**Data for analysis**
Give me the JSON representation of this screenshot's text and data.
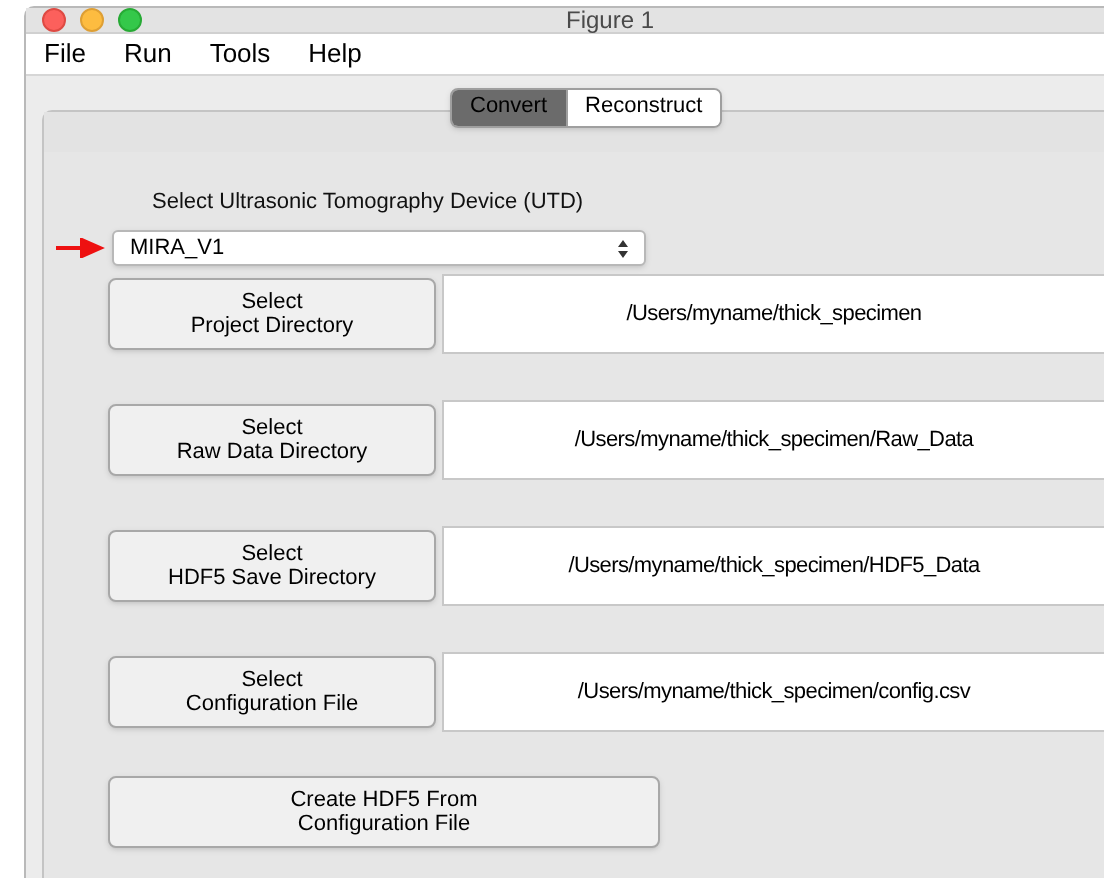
{
  "window": {
    "title": "Figure 1"
  },
  "menu": [
    "File",
    "Run",
    "Tools",
    "Help"
  ],
  "tabs": [
    {
      "label": "Convert",
      "selected": true
    },
    {
      "label": "Reconstruct",
      "selected": false
    }
  ],
  "device": {
    "label": "Select Ultrasonic Tomography Device (UTD)",
    "value": "MIRA_V1"
  },
  "rows": [
    {
      "button": "Select\nProject Directory",
      "path": "/Users/myname/thick_specimen"
    },
    {
      "button": "Select\nRaw Data Directory",
      "path": "/Users/myname/thick_specimen/Raw_Data"
    },
    {
      "button": "Select\nHDF5 Save Directory",
      "path": "/Users/myname/thick_specimen/HDF5_Data"
    },
    {
      "button": "Select\nConfiguration File",
      "path": "/Users/myname/thick_specimen/config.csv"
    }
  ],
  "create_button": "Create HDF5 From\nConfiguration File"
}
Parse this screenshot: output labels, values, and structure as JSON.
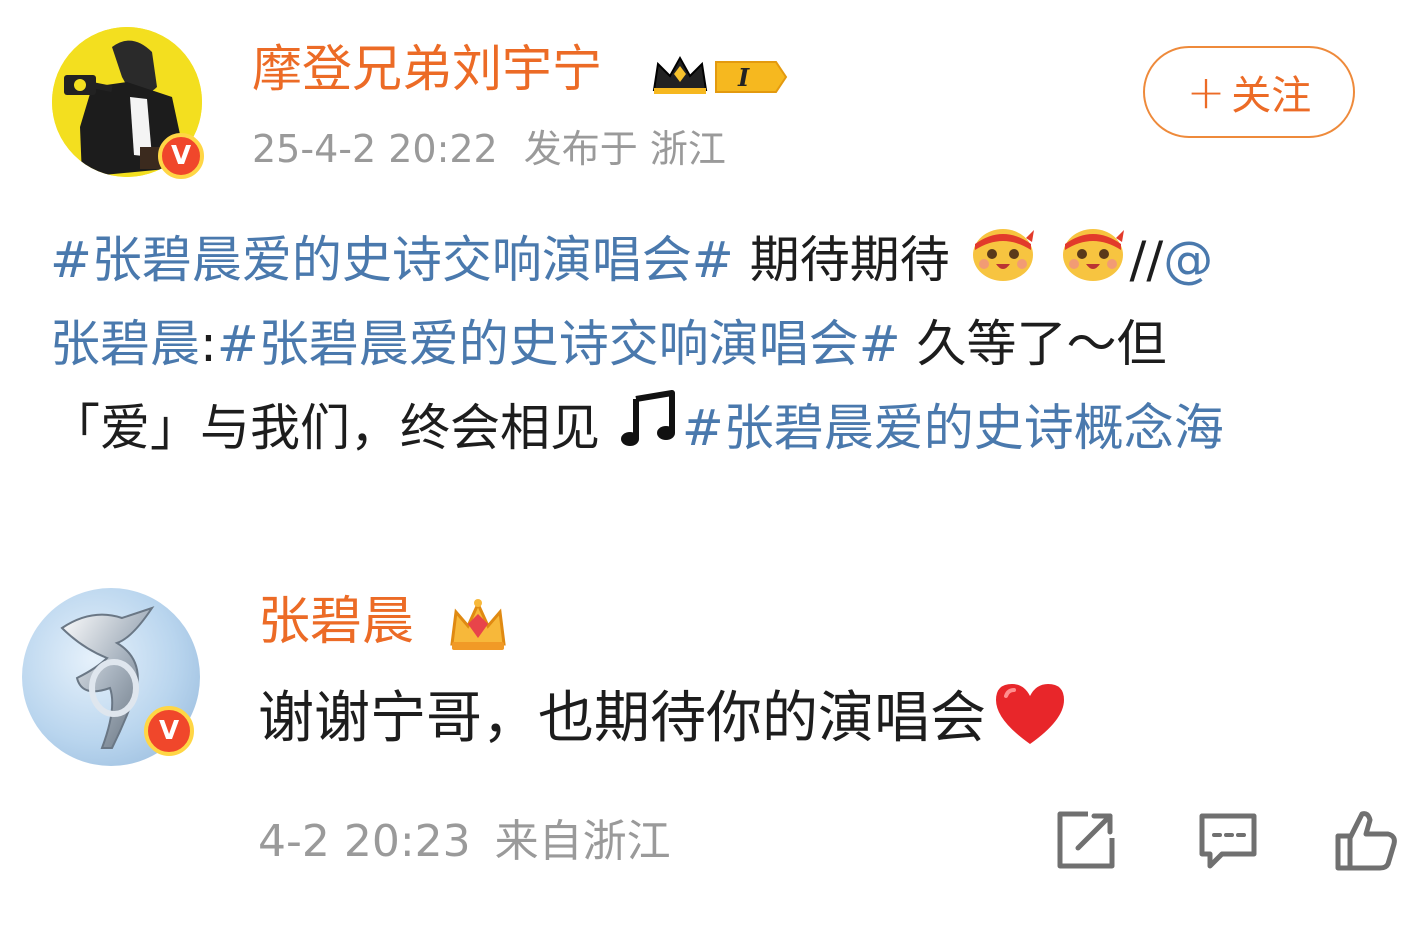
{
  "post": {
    "author": "摩登兄弟刘宇宁",
    "timestamp": "25-4-2 20:22",
    "location": "发布于 浙江",
    "follow_label": "关注",
    "follow_plus": "+",
    "badge_text": "I",
    "verified_mark": "V",
    "body": {
      "tag1": "#张碧晨爱的史诗交响演唱会#",
      "text1": " 期待期待",
      "repost_sep": "//",
      "mention": "@张碧晨",
      "colon": ":",
      "tag2": "#张碧晨爱的史诗交响演唱会#",
      "text2": " 久等了～但",
      "text3": "「爱」与我们，终会相见",
      "tag3": "#张碧晨爱的史诗概念海",
      "mention_line1": "@",
      "mention_line2": "张碧晨"
    },
    "emojis": [
      "cheer-emoji",
      "cheer-emoji",
      "music-note-emoji"
    ]
  },
  "comment": {
    "author": "张碧晨",
    "verified_mark": "V",
    "text": "谢谢宁哥，也期待你的演唱会",
    "timestamp": "4-2 20:23",
    "location": "来自浙江",
    "emoji": "red-heart-emoji"
  },
  "actions": [
    "share-icon",
    "comment-icon",
    "like-icon"
  ],
  "colors": {
    "username": "#ec6b26",
    "hashtag": "#4a79ad",
    "meta": "#9a9a9a",
    "text": "#1d1d1d",
    "follow_border": "#ee8a3b"
  }
}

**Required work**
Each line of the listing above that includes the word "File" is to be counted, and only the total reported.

**Result below**
3